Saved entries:
-*-
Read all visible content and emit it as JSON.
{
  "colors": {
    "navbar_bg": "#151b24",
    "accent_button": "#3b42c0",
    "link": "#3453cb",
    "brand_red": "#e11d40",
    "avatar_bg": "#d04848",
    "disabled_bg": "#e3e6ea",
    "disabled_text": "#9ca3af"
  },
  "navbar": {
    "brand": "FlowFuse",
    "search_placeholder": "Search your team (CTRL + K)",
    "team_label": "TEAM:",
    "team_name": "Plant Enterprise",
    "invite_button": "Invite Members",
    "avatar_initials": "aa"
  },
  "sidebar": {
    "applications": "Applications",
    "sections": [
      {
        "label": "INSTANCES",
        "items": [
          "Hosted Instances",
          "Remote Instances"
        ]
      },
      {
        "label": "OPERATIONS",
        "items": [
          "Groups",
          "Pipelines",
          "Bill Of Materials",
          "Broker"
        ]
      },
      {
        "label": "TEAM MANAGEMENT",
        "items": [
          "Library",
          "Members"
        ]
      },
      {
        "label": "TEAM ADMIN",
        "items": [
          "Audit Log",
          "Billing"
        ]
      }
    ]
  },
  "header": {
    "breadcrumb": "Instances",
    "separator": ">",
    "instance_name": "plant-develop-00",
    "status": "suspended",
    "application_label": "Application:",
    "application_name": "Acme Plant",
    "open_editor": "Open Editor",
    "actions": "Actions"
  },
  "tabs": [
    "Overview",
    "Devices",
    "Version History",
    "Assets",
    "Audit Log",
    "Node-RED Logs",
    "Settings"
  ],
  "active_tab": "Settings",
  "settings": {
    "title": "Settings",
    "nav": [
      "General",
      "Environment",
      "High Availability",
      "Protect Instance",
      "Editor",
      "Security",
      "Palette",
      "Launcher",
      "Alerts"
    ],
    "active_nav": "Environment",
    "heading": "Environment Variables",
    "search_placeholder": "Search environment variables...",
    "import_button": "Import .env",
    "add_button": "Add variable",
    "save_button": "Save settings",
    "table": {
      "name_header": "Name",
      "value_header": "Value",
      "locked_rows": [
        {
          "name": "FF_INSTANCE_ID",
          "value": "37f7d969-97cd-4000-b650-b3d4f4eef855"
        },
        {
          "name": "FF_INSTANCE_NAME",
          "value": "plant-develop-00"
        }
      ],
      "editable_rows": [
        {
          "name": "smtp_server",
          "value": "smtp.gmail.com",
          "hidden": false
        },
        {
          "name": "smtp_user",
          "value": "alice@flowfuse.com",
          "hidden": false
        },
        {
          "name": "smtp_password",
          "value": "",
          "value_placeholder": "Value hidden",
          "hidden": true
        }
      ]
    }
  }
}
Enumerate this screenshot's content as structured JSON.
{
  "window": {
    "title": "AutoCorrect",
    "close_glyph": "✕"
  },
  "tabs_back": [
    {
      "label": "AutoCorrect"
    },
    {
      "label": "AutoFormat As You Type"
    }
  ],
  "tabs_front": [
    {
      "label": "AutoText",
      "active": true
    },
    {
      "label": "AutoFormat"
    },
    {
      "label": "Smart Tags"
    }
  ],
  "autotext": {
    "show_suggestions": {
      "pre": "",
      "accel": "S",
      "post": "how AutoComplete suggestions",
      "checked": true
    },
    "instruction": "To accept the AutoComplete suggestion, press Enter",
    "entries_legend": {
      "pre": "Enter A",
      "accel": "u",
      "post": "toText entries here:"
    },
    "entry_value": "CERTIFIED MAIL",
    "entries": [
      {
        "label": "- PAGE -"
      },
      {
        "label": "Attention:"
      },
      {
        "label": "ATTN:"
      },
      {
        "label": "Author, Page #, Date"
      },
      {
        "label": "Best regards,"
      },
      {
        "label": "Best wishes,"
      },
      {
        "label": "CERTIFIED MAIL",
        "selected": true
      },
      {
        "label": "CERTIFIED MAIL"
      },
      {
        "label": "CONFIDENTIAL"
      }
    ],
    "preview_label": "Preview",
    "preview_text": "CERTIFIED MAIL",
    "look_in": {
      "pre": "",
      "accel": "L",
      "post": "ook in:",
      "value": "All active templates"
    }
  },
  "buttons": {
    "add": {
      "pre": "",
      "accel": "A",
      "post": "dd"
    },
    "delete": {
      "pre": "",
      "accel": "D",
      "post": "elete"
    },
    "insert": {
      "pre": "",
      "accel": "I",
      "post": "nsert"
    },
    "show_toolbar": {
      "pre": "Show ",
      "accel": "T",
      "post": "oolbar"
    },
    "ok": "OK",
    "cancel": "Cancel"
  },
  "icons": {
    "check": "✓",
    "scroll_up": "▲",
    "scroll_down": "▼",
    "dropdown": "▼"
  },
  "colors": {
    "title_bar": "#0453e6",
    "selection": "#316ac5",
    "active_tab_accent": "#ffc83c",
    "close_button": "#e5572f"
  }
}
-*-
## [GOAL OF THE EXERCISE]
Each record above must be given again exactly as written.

## [EXERCISE RESPONSE]
Read all visible content and emit it as JSON.
{
  "colors": {
    "navbar_bg": "#151b24",
    "accent_button": "#3b42c0",
    "link": "#3453cb",
    "brand_red": "#e11d40",
    "avatar_bg": "#d04848",
    "disabled_bg": "#e3e6ea",
    "disabled_text": "#9ca3af"
  },
  "navbar": {
    "brand": "FlowFuse",
    "search_placeholder": "Search your team (CTRL + K)",
    "team_label": "TEAM:",
    "team_name": "Plant Enterprise",
    "invite_button": "Invite Members",
    "avatar_initials": "aa"
  },
  "sidebar": {
    "applications": "Applications",
    "sections": [
      {
        "label": "INSTANCES",
        "items": [
          "Hosted Instances",
          "Remote Instances"
        ]
      },
      {
        "label": "OPERATIONS",
        "items": [
          "Groups",
          "Pipelines",
          "Bill Of Materials",
          "Broker"
        ]
      },
      {
        "label": "TEAM MANAGEMENT",
        "items": [
          "Library",
          "Members"
        ]
      },
      {
        "label": "TEAM ADMIN",
        "items": [
          "Audit Log",
          "Billing"
        ]
      }
    ]
  },
  "header": {
    "breadcrumb": "Instances",
    "separator": ">",
    "instance_name": "plant-develop-00",
    "status": "suspended",
    "application_label": "Application:",
    "application_name": "Acme Plant",
    "open_editor": "Open Editor",
    "actions": "Actions"
  },
  "tabs": [
    "Overview",
    "Devices",
    "Version History",
    "Assets",
    "Audit Log",
    "Node-RED Logs",
    "Settings"
  ],
  "active_tab": "Settings",
  "settings": {
    "title": "Settings",
    "nav": [
      "General",
      "Environment",
      "High Availability",
      "Protect Instance",
      "Editor",
      "Security",
      "Palette",
      "Launcher",
      "Alerts"
    ],
    "active_nav": "Environment",
    "heading": "Environment Variables",
    "search_placeholder": "Search environment variables...",
    "import_button": "Import .env",
    "add_button": "Add variable",
    "save_button": "Save settings",
    "table": {
      "name_header": "Name",
      "value_header": "Value",
      "locked_rows": [
        {
          "name": "FF_INSTANCE_ID",
          "value": "37f7d969-97cd-4000-b650-b3d4f4eef855"
        },
        {
          "name": "FF_INSTANCE_NAME",
          "value": "plant-develop-00"
        }
      ],
      "editable_rows": [
        {
          "name": "smtp_server",
          "value": "smtp.gmail.com",
          "hidden": false
        },
        {
          "name": "smtp_user",
          "value": "alice@flowfuse.com",
          "hidden": false
        },
        {
          "name": "smtp_password",
          "value": "",
          "value_placeholder": "Value hidden",
          "hidden": true
        }
      ]
    }
  }
}
Enumerate this screenshot's content as structured JSON.
{
  "window": {
    "title": "AutoCorrect",
    "close_glyph": "✕"
  },
  "tabs_back": [
    {
      "label": "AutoCorrect"
    },
    {
      "label": "AutoFormat As You Type"
    }
  ],
  "tabs_front": [
    {
      "label": "AutoText",
      "active": true
    },
    {
      "label": "AutoFormat"
    },
    {
      "label": "Smart Tags"
    }
  ],
  "autotext": {
    "show_suggestions": {
      "pre": "",
      "accel": "S",
      "post": "how AutoComplete suggestions",
      "checked": true
    },
    "instruction": "To accept the AutoComplete suggestion, press Enter",
    "entries_legend": {
      "pre": "Enter A",
      "accel": "u",
      "post": "toText entries here:"
    },
    "entry_value": "CERTIFIED MAIL",
    "entries": [
      {
        "label": "- PAGE -"
      },
      {
        "label": "Attention:"
      },
      {
        "label": "ATTN:"
      },
      {
        "label": "Author, Page #, Date"
      },
      {
        "label": "Best regards,"
      },
      {
        "label": "Best wishes,"
      },
      {
        "label": "CERTIFIED MAIL",
        "selected": true
      },
      {
        "label": "CERTIFIED MAIL"
      },
      {
        "label": "CONFIDENTIAL"
      }
    ],
    "preview_label": "Preview",
    "preview_text": "CERTIFIED MAIL",
    "look_in": {
      "pre": "",
      "accel": "L",
      "post": "ook in:",
      "value": "All active templates"
    }
  },
  "buttons": {
    "add": {
      "pre": "",
      "accel": "A",
      "post": "dd"
    },
    "delete": {
      "pre": "",
      "accel": "D",
      "post": "elete"
    },
    "insert": {
      "pre": "",
      "accel": "I",
      "post": "nsert"
    },
    "show_toolbar": {
      "pre": "Show ",
      "accel": "T",
      "post": "oolbar"
    },
    "ok": "OK",
    "cancel": "Cancel"
  },
  "icons": {
    "check": "✓",
    "scroll_up": "▲",
    "scroll_down": "▼",
    "dropdown": "▼"
  },
  "colors": {
    "title_bar": "#0453e6",
    "selection": "#316ac5",
    "active_tab_accent": "#ffc83c",
    "close_button": "#e5572f"
  }
}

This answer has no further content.